This confidence in President Trump is consistent with WBUR's new poll of some 50 towns in this part of Massachusetts that voted for him. More than 70 percent of Republicans in these towns view the president favorably and more than half believe he will keep most of his promises.
"They think that he's going to do what they voted for him to do," says Steve Koczela, president of the MassINC Polling Group, which conducted the WBUR survey. "That he'll keep them safe, that he'll bring economic benefits overall, that he'll work on military readiness. You know, there's a bunch of stuff that his voters are still pretty optimistic about."
According to the poll, more than 80 percent of those who voted for Trump in these towns believe his policies will improve the economy and increase manufacturing jobs. Ninety percent believe he will keep America safe and that he cares about people like them. But those numbers refer only to those who voted for him. When you factor in all of those polled, a different picture emerges.
"His overall approval ratings in these towns, he has 42 percent favorables and 45 percent unfavorable," Koczela says.
Which are better than his national numbers, but even so, his overall approval numbers are still under water — even in these towns that voted for him. According to the poll, that's explained by a sharp partisan divide, with 80 percent of Democrats holding an unfavorable view of the president.
The Less Government, The Better
That confidence in Trump — and that partisan divide — are both on display at the Roma Restaurant in Southwick, where a group of friends gather for a lunch of pasta, salad, wine and beer. Most of them are Trump supporters, like Bob Johnson, a retired electrician.
"He's not a politician. He slips over his tongue from time to time. That's a good thing. We all do," Johnson says. "If you get smooth, then you become something less for what you stand for."
Johnson says the most important issue for him is keeping America safe, and he believes Trump will do that. He also favors repealing Obamacare.

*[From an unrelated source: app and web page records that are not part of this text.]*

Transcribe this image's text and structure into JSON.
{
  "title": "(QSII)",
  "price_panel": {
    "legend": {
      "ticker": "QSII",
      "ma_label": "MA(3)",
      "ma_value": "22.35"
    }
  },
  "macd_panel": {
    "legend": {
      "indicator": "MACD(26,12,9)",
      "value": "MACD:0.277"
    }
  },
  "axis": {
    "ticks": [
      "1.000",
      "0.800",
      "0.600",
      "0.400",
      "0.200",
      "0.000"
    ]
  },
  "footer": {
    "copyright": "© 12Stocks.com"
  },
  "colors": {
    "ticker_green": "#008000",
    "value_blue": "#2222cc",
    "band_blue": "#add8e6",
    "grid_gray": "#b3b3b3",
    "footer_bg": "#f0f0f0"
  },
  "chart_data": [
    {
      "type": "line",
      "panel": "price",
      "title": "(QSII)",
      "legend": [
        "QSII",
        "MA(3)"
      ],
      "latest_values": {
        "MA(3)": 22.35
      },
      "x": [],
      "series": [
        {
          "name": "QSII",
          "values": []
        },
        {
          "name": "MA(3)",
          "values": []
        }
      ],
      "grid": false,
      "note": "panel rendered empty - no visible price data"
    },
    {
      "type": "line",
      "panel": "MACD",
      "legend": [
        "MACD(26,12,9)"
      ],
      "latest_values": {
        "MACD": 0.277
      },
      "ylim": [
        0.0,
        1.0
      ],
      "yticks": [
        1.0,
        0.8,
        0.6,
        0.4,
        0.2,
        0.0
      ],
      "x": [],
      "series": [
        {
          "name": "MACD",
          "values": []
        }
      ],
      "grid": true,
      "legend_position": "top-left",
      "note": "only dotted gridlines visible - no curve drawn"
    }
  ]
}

"Generally speaking, every issue — not just health care — bigger government is bad for the people," he says. "Things have to be smaller, they have to be more local, in terms of your controls, and that makes it good. And he seems to be going in that direction in most everything."
Cathy Whalley agrees with that basic idea: the less government, the better.
"Yeah, well, we're farmers, so we've had to put up with a lot of the EPA coming in and doing what they have no right to do," Whalley says.
But not everybody at this table supports Trump.
"I think — let me see if I can clean it up. I think he's arrogant," says Joanne Welch, an independent who lives in neighboring Westfield, another town that voted for Trump. "I think he's egotistical, insulting. When he does his tweeting at night he tends to be abrasive, and I don't think those are qualities that a president should have."
Dick Condron, the lone Democrat at the table, challenges his Republican friends about their embrace of limited government.
"Most of the people I know in this town are in pretty good shape — despite the fact they're knee-deep in this liberal pesthole they call Massachusetts," Condron says. "But I don't like this move to eradicate everything the former administration did."
Johnson pushes back.
"The problem is the parties themselves have failed. Hence the success of Donald Trump," he says. "People don't seem to realize we're $20 trillion in debt. Everybody's getting upset because Donald Trump and company is trying to cut things. Things have to be cut in order for us to survive as a country."
The WBUR poll found that Trump and Clinton supporters in these towns actually agree on a series of national priorities — including the need for comprehensive immigration reform, overhauling the tax code and passing a major infrastructure bill. But on this day in Southwick, fueled by some afternoon beer and wine, there seemed to be more that divided these folks than united them.
Correction: An earlier version of this story misspelled Dick Condron's last name. We regret the error.
This article was originally published on April 13, 2017.
This segment aired on April 13, 2017.